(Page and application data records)

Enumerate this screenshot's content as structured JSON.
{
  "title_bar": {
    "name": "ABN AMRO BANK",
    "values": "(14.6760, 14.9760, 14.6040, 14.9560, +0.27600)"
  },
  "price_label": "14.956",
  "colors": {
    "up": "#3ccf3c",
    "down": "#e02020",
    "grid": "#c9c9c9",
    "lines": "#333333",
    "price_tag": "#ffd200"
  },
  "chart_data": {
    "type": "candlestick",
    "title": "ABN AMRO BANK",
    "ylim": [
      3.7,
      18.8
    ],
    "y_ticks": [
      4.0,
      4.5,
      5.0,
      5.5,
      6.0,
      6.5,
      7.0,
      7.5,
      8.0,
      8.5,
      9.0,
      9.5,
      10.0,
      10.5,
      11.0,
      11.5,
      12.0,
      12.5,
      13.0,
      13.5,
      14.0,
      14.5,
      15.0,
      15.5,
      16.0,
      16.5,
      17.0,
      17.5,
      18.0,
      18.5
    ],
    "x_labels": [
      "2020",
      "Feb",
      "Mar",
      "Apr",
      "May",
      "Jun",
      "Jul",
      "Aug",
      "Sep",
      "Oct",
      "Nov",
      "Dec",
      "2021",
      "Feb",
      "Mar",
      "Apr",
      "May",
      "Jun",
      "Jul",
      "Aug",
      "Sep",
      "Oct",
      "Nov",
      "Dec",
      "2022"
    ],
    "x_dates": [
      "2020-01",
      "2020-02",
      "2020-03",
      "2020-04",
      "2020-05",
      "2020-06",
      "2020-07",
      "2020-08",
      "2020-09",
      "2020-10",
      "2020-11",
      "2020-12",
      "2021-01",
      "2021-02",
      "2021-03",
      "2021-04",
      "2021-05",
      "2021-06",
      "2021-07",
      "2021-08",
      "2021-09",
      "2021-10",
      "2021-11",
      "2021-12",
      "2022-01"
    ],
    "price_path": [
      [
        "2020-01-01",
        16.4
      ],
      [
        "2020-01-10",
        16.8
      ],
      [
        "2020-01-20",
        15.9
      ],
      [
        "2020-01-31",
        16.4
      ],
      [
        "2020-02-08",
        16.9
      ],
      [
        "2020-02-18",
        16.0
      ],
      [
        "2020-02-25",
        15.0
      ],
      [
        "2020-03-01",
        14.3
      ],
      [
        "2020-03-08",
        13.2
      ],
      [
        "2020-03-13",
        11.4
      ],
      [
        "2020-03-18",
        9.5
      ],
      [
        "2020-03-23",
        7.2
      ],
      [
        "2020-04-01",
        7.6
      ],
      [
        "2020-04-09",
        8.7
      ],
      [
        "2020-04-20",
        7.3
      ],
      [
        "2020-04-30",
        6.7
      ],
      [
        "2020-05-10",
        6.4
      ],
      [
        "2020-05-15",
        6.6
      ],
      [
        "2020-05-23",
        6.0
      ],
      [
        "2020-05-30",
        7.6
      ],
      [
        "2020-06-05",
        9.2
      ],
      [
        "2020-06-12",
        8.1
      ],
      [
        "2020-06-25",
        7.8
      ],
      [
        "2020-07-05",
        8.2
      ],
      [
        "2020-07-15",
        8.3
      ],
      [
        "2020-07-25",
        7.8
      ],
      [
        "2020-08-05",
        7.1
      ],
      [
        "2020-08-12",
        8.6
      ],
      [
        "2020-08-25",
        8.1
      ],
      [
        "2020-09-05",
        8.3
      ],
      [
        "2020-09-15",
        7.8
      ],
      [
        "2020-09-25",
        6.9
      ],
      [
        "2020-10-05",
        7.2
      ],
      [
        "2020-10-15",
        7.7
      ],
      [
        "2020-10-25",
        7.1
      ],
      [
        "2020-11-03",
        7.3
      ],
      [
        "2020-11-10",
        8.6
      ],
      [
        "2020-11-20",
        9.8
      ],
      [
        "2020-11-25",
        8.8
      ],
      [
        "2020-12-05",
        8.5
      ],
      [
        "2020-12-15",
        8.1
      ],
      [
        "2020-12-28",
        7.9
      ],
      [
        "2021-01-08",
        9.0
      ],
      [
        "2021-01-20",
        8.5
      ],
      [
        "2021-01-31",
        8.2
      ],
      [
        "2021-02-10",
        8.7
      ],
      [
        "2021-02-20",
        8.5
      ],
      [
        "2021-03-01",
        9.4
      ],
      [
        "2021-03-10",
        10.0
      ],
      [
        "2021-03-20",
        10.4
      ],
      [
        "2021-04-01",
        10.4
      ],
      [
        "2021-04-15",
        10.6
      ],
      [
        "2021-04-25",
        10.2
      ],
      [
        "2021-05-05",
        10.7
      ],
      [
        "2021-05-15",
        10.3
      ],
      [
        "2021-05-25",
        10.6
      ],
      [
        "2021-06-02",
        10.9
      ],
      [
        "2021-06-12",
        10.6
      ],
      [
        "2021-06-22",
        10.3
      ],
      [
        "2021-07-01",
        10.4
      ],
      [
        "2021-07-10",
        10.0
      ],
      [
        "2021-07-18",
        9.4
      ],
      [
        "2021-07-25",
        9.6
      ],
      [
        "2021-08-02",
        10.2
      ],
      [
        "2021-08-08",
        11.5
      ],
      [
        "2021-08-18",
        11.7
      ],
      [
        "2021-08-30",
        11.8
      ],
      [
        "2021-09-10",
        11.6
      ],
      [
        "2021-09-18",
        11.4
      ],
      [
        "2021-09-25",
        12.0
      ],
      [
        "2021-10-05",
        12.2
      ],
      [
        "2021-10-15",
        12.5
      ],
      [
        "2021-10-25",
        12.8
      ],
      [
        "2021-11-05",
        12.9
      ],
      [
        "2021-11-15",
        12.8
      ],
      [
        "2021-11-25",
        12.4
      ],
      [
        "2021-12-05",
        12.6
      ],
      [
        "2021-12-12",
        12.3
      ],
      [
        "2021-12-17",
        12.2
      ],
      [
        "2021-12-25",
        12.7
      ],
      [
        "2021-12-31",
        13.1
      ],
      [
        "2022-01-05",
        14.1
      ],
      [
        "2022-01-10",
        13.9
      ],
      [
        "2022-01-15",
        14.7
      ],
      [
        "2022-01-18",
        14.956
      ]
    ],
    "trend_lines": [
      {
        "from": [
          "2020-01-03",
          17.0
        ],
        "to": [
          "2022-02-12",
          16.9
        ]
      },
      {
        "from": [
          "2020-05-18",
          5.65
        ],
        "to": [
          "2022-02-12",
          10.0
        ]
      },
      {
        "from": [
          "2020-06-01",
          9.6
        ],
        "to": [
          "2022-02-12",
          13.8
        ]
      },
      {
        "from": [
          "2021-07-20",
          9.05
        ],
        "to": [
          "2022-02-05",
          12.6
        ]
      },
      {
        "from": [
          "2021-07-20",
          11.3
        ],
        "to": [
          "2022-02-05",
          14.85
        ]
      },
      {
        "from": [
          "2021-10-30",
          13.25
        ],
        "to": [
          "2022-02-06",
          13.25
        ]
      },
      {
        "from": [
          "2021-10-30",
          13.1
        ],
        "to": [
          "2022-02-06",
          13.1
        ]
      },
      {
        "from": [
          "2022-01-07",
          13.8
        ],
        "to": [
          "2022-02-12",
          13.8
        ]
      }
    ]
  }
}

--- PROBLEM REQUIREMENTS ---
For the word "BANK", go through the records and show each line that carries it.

--- RESPONSE FOR THIS EXERCISE ---
    "name": "ABN AMRO BANK",
    "title": "ABN AMRO BANK",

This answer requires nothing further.